## What to work on:
Each line that includes "icon" must be copied from the records.

## Data for this exercise:
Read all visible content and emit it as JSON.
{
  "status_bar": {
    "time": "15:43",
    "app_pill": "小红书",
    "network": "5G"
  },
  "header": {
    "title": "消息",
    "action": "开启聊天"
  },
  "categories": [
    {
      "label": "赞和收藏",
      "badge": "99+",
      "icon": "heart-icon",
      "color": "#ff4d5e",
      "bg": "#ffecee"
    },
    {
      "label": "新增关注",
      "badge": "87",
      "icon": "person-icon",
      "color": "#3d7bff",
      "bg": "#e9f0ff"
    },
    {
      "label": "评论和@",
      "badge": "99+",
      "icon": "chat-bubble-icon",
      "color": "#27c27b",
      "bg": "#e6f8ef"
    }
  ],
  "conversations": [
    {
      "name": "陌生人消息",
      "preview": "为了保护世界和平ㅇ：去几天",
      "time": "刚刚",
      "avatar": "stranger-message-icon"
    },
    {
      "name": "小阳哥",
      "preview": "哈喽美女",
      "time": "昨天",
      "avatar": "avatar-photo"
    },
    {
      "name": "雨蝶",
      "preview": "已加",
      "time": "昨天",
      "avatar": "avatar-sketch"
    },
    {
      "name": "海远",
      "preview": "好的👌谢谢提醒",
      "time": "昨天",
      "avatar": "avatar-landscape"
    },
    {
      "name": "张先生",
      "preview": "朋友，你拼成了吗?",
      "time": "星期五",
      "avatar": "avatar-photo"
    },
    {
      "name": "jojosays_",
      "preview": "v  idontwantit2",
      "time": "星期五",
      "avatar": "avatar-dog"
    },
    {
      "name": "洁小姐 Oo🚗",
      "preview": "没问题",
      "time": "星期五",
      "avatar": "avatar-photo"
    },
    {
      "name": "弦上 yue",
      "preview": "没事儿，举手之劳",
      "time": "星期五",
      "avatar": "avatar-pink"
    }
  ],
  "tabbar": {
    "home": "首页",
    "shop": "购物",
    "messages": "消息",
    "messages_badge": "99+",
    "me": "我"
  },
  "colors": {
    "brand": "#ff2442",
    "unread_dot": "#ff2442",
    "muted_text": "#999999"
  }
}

## Exercise output:
      "icon": "heart-icon",
      "icon": "person-icon",
      "icon": "chat-bubble-icon",
      "avatar": "stranger-message-icon"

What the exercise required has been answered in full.